#### Work task
Repeat the records exactly as given. Do not include the pictures.

#### Entries shown

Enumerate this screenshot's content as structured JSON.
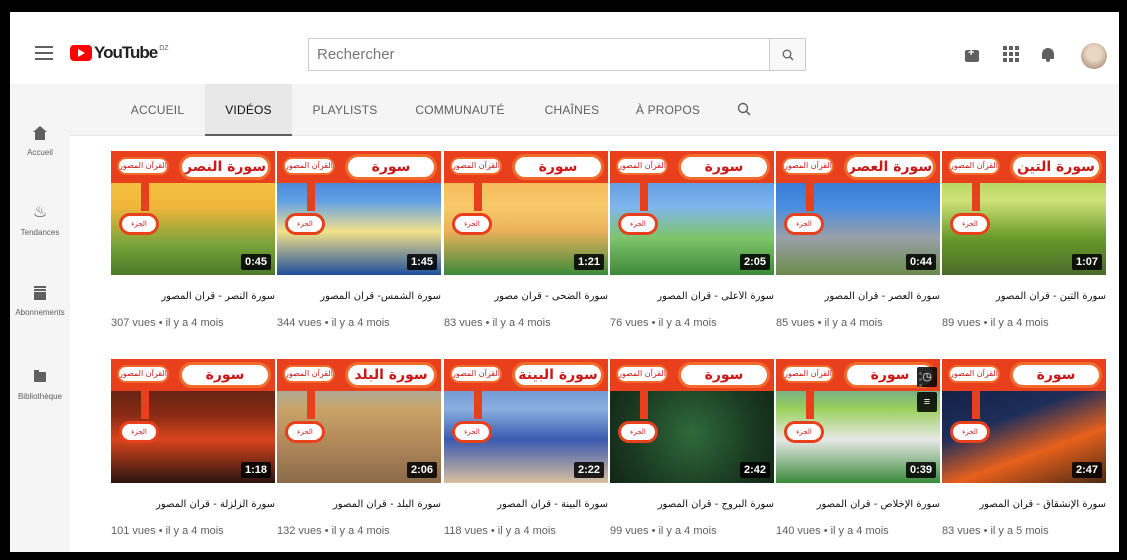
{
  "header": {
    "logo_text": "YouTube",
    "country_code": "DZ",
    "search_placeholder": "Rechercher",
    "icons": [
      "menu-icon",
      "search-icon",
      "create-video-icon",
      "apps-icon",
      "notifications-icon",
      "avatar"
    ]
  },
  "sidebar": {
    "items": [
      {
        "label": "Accueil",
        "icon": "home-icon"
      },
      {
        "label": "Tendances",
        "icon": "flame-icon"
      },
      {
        "label": "Abonnements",
        "icon": "subscriptions-icon"
      },
      {
        "label": "Bibliothèque",
        "icon": "folder-icon"
      }
    ]
  },
  "tabs": [
    {
      "label": "ACCUEIL",
      "active": false
    },
    {
      "label": "VIDÉOS",
      "active": true
    },
    {
      "label": "PLAYLISTS",
      "active": false
    },
    {
      "label": "COMMUNAUTÉ",
      "active": false
    },
    {
      "label": "CHAÎNES",
      "active": false
    },
    {
      "label": "À PROPOS",
      "active": false
    }
  ],
  "thumb_labels": {
    "series": "القرآن المصور",
    "part": "الجزء الثلاثون"
  },
  "videos": [
    {
      "banner": "سورة النصر",
      "duration": "0:45",
      "title": "سورة النصر - قرآن المصور",
      "meta": "307 vues • il y a 4 mois",
      "bg": "linear-gradient(180deg,#f7d14a 0%,#f1b53b 45%,#7aa43a 75%,#4a7a2a 100%)"
    },
    {
      "banner": "سورة الشمس",
      "duration": "1:45",
      "title": "سورة الشمس- قرآن المصور",
      "meta": "344 vues • il y a 4 mois",
      "bg": "linear-gradient(180deg,#2a5fb7 0%,#5fa0e6 40%,#f3e18a 65%,#1e4e9c 100%)"
    },
    {
      "banner": "سورة الضحى",
      "duration": "1:21",
      "title": "سورة الضحى - قرآن مصور",
      "meta": "83 vues • il y a 4 mois",
      "bg": "linear-gradient(180deg,#f4a64a 0%,#f8c96a 45%,#e9b15a 65%,#3a8a3a 100%)"
    },
    {
      "banner": "سورة الأعلى",
      "duration": "2:05",
      "title": "سورة الأعلى - قرآن المصور",
      "meta": "76 vues • il y a 4 mois",
      "bg": "linear-gradient(180deg,#3f7fd1 0%,#7fb6ee 45%,#7fc46a 70%,#3c8a3a 100%)"
    },
    {
      "banner": "سورة العصر",
      "duration": "0:44",
      "title": "سورة العصر - قرآن المصور",
      "meta": "85 vues • il y a 4 mois",
      "bg": "linear-gradient(180deg,#1e64c8 0%,#4a8de0 45%,#9aa0a8 70%,#6a8a4a 100%)"
    },
    {
      "banner": "سورة التين",
      "duration": "1:07",
      "title": "سورة التين - قرآن المصور",
      "meta": "89 vues • il y a 4 mois",
      "bg": "linear-gradient(180deg,#8fc43a 0%,#cfe27a 40%,#6a9a2a 70%,#4a6a2a 100%)"
    },
    {
      "banner": "سورة الزلزلة",
      "duration": "1:18",
      "title": "سورة الزلزلة - قرآن المصور",
      "meta": "101 vues • il y a 4 mois",
      "bg": "linear-gradient(180deg,#3a1a14 0%,#8a2a14 45%,#d8441c 65%,#2a1410 100%)"
    },
    {
      "banner": "سورة البلد",
      "duration": "2:06",
      "title": "سورة البلد - قرآن المصور",
      "meta": "132 vues • il y a 4 mois",
      "bg": "linear-gradient(180deg,#7ab3e0 0%,#c9a46a 40%,#b48a5a 65%,#8a6a4a 100%)"
    },
    {
      "banner": "سورة البينة",
      "duration": "2:22",
      "title": "سورة البينة - قرآن المصور",
      "meta": "118 vues • il y a 4 mois",
      "bg": "linear-gradient(180deg,#4a74c0 0%,#8ab0e0 40%,#3a5ab0 65%,#d8c0a0 100%)"
    },
    {
      "banner": "سورة البروج",
      "duration": "2:42",
      "title": "سورة البروج - قرآن المصور",
      "meta": "99 vues • il y a 4 mois",
      "bg": "radial-gradient(circle at 50% 60%,#2e6a3a 0%,#1a3a22 55%,#0e1e12 100%)"
    },
    {
      "banner": "سورة الإخلاص",
      "duration": "0:39",
      "title": "سورة الإخلاص - قرآن المصور",
      "meta": "140 vues • il y a 4 mois",
      "bg": "linear-gradient(180deg,#3a7ad0 0%,#9ad05a 40%,#e8e8e8 65%,#3a8a3a 100%)"
    },
    {
      "banner": "سورة الإنشقاق",
      "duration": "2:47",
      "title": "سورة الإنشقاق - قرآن المصور",
      "meta": "83 vues • il y a 5 mois",
      "bg": "linear-gradient(160deg,#0e1a3a 0%,#1e2e5a 45%,#e8601c 70%,#4a2a14 100%)"
    }
  ]
}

#### Exercise answer
Enumerate this screenshot's content as structured JSON.
{
  "header": {
    "logo_text": "YouTube",
    "country_code": "DZ",
    "search_placeholder": "Rechercher",
    "icons": [
      "menu-icon",
      "search-icon",
      "create-video-icon",
      "apps-icon",
      "notifications-icon",
      "avatar"
    ]
  },
  "sidebar": {
    "items": [
      {
        "label": "Accueil",
        "icon": "home-icon"
      },
      {
        "label": "Tendances",
        "icon": "flame-icon"
      },
      {
        "label": "Abonnements",
        "icon": "subscriptions-icon"
      },
      {
        "label": "Bibliothèque",
        "icon": "folder-icon"
      }
    ]
  },
  "tabs": [
    {
      "label": "ACCUEIL",
      "active": false
    },
    {
      "label": "VIDÉOS",
      "active": true
    },
    {
      "label": "PLAYLISTS",
      "active": false
    },
    {
      "label": "COMMUNAUTÉ",
      "active": false
    },
    {
      "label": "CHAÎNES",
      "active": false
    },
    {
      "label": "À PROPOS",
      "active": false
    }
  ],
  "thumb_labels": {
    "series": "القرآن المصور",
    "part": "الجزء الثلاثون"
  },
  "videos": [
    {
      "banner": "سورة النصر",
      "duration": "0:45",
      "title": "سورة النصر - قرآن المصور",
      "meta": "307 vues • il y a 4 mois",
      "bg": "linear-gradient(180deg,#f7d14a 0%,#f1b53b 45%,#7aa43a 75%,#4a7a2a 100%)"
    },
    {
      "banner": "سورة الشمس",
      "duration": "1:45",
      "title": "سورة الشمس- قرآن المصور",
      "meta": "344 vues • il y a 4 mois",
      "bg": "linear-gradient(180deg,#2a5fb7 0%,#5fa0e6 40%,#f3e18a 65%,#1e4e9c 100%)"
    },
    {
      "banner": "سورة الضحى",
      "duration": "1:21",
      "title": "سورة الضحى - قرآن مصور",
      "meta": "83 vues • il y a 4 mois",
      "bg": "linear-gradient(180deg,#f4a64a 0%,#f8c96a 45%,#e9b15a 65%,#3a8a3a 100%)"
    },
    {
      "banner": "سورة الأعلى",
      "duration": "2:05",
      "title": "سورة الأعلى - قرآن المصور",
      "meta": "76 vues • il y a 4 mois",
      "bg": "linear-gradient(180deg,#3f7fd1 0%,#7fb6ee 45%,#7fc46a 70%,#3c8a3a 100%)"
    },
    {
      "banner": "سورة العصر",
      "duration": "0:44",
      "title": "سورة العصر - قرآن المصور",
      "meta": "85 vues • il y a 4 mois",
      "bg": "linear-gradient(180deg,#1e64c8 0%,#4a8de0 45%,#9aa0a8 70%,#6a8a4a 100%)"
    },
    {
      "banner": "سورة التين",
      "duration": "1:07",
      "title": "سورة التين - قرآن المصور",
      "meta": "89 vues • il y a 4 mois",
      "bg": "linear-gradient(180deg,#8fc43a 0%,#cfe27a 40%,#6a9a2a 70%,#4a6a2a 100%)"
    },
    {
      "banner": "سورة الزلزلة",
      "duration": "1:18",
      "title": "سورة الزلزلة - قرآن المصور",
      "meta": "101 vues • il y a 4 mois",
      "bg": "linear-gradient(180deg,#3a1a14 0%,#8a2a14 45%,#d8441c 65%,#2a1410 100%)"
    },
    {
      "banner": "سورة البلد",
      "duration": "2:06",
      "title": "سورة البلد - قرآن المصور",
      "meta": "132 vues • il y a 4 mois",
      "bg": "linear-gradient(180deg,#7ab3e0 0%,#c9a46a 40%,#b48a5a 65%,#8a6a4a 100%)"
    },
    {
      "banner": "سورة البينة",
      "duration": "2:22",
      "title": "سورة البينة - قرآن المصور",
      "meta": "118 vues • il y a 4 mois",
      "bg": "linear-gradient(180deg,#4a74c0 0%,#8ab0e0 40%,#3a5ab0 65%,#d8c0a0 100%)"
    },
    {
      "banner": "سورة البروج",
      "duration": "2:42",
      "title": "سورة البروج - قرآن المصور",
      "meta": "99 vues • il y a 4 mois",
      "bg": "radial-gradient(circle at 50% 60%,#2e6a3a 0%,#1a3a22 55%,#0e1e12 100%)"
    },
    {
      "banner": "سورة الإخلاص",
      "duration": "0:39",
      "title": "سورة الإخلاص - قرآن المصور",
      "meta": "140 vues • il y a 4 mois",
      "bg": "linear-gradient(180deg,#3a7ad0 0%,#9ad05a 40%,#e8e8e8 65%,#3a8a3a 100%)"
    },
    {
      "banner": "سورة الإنشقاق",
      "duration": "2:47",
      "title": "سورة الإنشقاق - قرآن المصور",
      "meta": "83 vues • il y a 5 mois",
      "bg": "linear-gradient(160deg,#0e1a3a 0%,#1e2e5a 45%,#e8601c 70%,#4a2a14 100%)"
    }
  ]
}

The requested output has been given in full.